** Opening Supplied records block **
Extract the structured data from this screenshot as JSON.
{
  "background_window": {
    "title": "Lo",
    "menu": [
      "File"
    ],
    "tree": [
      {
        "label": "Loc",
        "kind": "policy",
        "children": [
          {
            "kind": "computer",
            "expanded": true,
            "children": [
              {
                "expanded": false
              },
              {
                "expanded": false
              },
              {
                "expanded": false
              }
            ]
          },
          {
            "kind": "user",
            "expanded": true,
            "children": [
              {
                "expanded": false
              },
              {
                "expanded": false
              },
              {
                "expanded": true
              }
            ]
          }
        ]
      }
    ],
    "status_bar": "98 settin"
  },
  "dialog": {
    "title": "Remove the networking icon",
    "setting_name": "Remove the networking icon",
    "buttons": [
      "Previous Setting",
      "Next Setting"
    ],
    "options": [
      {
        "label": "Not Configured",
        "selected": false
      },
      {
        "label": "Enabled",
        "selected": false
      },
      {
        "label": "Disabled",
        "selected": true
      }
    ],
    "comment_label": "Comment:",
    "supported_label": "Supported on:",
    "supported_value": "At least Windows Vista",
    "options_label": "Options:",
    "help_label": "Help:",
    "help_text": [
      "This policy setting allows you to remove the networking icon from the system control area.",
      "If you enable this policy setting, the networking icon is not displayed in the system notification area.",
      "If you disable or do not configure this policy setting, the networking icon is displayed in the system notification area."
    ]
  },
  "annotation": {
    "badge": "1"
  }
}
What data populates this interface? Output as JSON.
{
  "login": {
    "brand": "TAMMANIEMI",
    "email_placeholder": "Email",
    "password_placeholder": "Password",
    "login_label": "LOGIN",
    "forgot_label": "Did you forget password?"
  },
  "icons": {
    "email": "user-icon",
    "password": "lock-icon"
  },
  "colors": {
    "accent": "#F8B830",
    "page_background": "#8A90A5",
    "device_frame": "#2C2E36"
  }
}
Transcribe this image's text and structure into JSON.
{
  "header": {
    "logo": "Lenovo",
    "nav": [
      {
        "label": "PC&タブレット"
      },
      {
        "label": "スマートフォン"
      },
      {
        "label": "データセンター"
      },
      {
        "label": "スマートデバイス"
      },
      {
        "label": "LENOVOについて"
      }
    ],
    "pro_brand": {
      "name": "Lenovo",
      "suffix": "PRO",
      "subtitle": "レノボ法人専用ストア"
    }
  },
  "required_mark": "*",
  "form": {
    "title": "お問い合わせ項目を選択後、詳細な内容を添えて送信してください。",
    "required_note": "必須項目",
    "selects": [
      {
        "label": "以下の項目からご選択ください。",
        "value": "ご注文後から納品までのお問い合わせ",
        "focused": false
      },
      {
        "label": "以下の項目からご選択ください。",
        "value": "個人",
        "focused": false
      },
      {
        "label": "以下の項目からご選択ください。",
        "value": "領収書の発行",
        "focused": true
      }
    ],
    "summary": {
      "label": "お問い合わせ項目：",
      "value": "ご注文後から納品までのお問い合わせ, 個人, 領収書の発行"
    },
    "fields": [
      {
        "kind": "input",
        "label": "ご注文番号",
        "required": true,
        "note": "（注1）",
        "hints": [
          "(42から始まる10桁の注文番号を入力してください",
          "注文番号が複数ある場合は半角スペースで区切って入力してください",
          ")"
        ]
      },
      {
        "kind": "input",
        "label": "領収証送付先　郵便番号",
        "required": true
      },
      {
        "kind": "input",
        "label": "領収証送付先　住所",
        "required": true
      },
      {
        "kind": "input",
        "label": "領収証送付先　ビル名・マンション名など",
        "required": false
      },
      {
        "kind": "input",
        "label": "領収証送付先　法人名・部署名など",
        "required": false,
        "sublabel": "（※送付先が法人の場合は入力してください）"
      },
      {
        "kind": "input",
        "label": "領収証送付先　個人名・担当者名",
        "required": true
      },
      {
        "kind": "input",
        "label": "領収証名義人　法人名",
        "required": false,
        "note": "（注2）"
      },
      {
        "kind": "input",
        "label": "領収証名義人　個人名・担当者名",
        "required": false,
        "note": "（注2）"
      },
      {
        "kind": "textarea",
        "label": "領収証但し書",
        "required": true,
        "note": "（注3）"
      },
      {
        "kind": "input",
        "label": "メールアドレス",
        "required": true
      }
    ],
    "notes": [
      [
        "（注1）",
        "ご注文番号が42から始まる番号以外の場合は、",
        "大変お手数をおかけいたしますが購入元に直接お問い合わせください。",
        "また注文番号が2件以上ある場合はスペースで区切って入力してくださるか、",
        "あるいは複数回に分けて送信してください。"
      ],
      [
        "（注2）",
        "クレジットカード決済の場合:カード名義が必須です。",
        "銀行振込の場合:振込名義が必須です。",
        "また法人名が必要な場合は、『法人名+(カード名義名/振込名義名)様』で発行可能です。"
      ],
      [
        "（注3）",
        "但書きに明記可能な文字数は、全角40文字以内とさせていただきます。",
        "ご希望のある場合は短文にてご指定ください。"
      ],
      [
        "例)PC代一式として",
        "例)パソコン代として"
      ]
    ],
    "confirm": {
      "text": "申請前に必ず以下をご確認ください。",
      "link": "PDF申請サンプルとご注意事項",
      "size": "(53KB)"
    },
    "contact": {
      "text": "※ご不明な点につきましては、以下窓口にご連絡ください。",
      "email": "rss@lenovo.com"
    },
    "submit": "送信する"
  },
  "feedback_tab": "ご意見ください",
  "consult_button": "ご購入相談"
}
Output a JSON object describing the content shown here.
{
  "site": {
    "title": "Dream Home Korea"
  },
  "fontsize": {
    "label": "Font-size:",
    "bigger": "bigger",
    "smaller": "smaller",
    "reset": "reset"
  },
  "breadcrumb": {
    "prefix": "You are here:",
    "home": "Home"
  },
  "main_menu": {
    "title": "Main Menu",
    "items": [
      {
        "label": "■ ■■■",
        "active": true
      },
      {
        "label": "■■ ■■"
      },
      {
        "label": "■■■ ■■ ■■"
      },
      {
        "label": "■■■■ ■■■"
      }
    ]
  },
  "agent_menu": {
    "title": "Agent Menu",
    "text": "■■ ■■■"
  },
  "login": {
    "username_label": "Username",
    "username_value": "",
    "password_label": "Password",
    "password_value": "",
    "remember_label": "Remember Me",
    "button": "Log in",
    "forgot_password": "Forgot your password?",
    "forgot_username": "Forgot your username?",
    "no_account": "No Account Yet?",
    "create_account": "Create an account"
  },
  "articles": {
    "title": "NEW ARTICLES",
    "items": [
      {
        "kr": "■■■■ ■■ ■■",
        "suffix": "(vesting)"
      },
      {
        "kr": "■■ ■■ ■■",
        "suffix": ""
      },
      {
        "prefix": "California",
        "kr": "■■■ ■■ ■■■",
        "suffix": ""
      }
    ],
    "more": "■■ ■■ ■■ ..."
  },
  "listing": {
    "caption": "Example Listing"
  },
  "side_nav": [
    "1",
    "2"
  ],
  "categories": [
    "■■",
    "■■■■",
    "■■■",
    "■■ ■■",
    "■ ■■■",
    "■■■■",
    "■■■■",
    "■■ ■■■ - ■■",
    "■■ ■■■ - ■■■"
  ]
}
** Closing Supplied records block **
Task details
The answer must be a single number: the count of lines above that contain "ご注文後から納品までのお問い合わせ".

Answer space
2